What you need to do: What is needed here is an exact printout of the data, with no pictures included.

Material provided:

§

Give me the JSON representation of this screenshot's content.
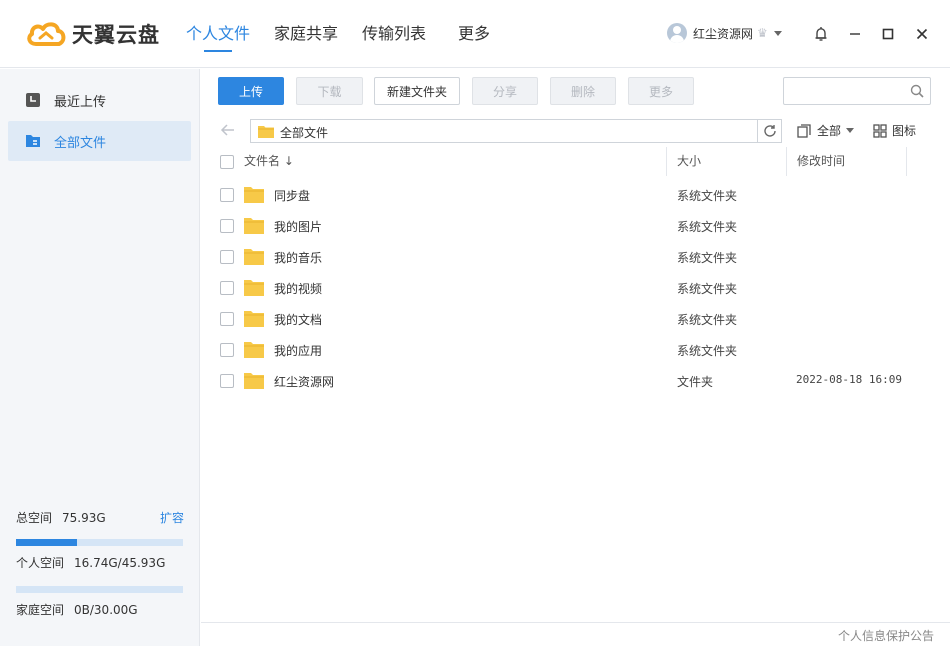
{
  "app": {
    "name": "天翼云盘"
  },
  "nav": {
    "personal": "个人文件",
    "family": "家庭共享",
    "transfer": "传输列表",
    "more": "更多"
  },
  "user": {
    "name": "红尘资源网"
  },
  "sidebar": {
    "recent": "最近上传",
    "all": "全部文件",
    "total_label": "总空间",
    "total_value": "75.93G",
    "expand": "扩容",
    "personal_label": "个人空间",
    "personal_value": "16.74G/45.93G",
    "personal_used_fraction": 0.364,
    "family_label": "家庭空间",
    "family_value": "0B/30.00G",
    "family_used_fraction": 0
  },
  "toolbar": {
    "upload": "上传",
    "download": "下载",
    "new_folder": "新建文件夹",
    "share": "分享",
    "delete": "删除",
    "more": "更多"
  },
  "search": {
    "value": ""
  },
  "path": {
    "current": "全部文件"
  },
  "filter": {
    "label": "全部"
  },
  "view": {
    "label": "图标"
  },
  "table": {
    "col_name": "文件名 ↓",
    "col_size": "大小",
    "col_time": "修改时间",
    "rows": [
      {
        "name": "同步盘",
        "size": "系统文件夹",
        "time": ""
      },
      {
        "name": "我的图片",
        "size": "系统文件夹",
        "time": ""
      },
      {
        "name": "我的音乐",
        "size": "系统文件夹",
        "time": ""
      },
      {
        "name": "我的视频",
        "size": "系统文件夹",
        "time": ""
      },
      {
        "name": "我的文档",
        "size": "系统文件夹",
        "time": ""
      },
      {
        "name": "我的应用",
        "size": "系统文件夹",
        "time": ""
      },
      {
        "name": "红尘资源网",
        "size": "文件夹",
        "time": "2022-08-18 16:09"
      }
    ]
  },
  "footer": {
    "privacy": "个人信息保护公告"
  },
  "colors": {
    "accent": "#2d86e0",
    "folder": "#f7c948",
    "sidebar_bg": "#f4f6f9"
  }
}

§

Your solution:
Give me the JSON representation of this screenshot's content.
{
  "app": {
    "name": "天翼云盘"
  },
  "nav": {
    "personal": "个人文件",
    "family": "家庭共享",
    "transfer": "传输列表",
    "more": "更多"
  },
  "user": {
    "name": "红尘资源网"
  },
  "sidebar": {
    "recent": "最近上传",
    "all": "全部文件",
    "total_label": "总空间",
    "total_value": "75.93G",
    "expand": "扩容",
    "personal_label": "个人空间",
    "personal_value": "16.74G/45.93G",
    "personal_used_fraction": 0.364,
    "family_label": "家庭空间",
    "family_value": "0B/30.00G",
    "family_used_fraction": 0
  },
  "toolbar": {
    "upload": "上传",
    "download": "下载",
    "new_folder": "新建文件夹",
    "share": "分享",
    "delete": "删除",
    "more": "更多"
  },
  "search": {
    "value": ""
  },
  "path": {
    "current": "全部文件"
  },
  "filter": {
    "label": "全部"
  },
  "view": {
    "label": "图标"
  },
  "table": {
    "col_name": "文件名 ↓",
    "col_size": "大小",
    "col_time": "修改时间",
    "rows": [
      {
        "name": "同步盘",
        "size": "系统文件夹",
        "time": ""
      },
      {
        "name": "我的图片",
        "size": "系统文件夹",
        "time": ""
      },
      {
        "name": "我的音乐",
        "size": "系统文件夹",
        "time": ""
      },
      {
        "name": "我的视频",
        "size": "系统文件夹",
        "time": ""
      },
      {
        "name": "我的文档",
        "size": "系统文件夹",
        "time": ""
      },
      {
        "name": "我的应用",
        "size": "系统文件夹",
        "time": ""
      },
      {
        "name": "红尘资源网",
        "size": "文件夹",
        "time": "2022-08-18 16:09"
      }
    ]
  },
  "footer": {
    "privacy": "个人信息保护公告"
  },
  "colors": {
    "accent": "#2d86e0",
    "folder": "#f7c948",
    "sidebar_bg": "#f4f6f9"
  }
}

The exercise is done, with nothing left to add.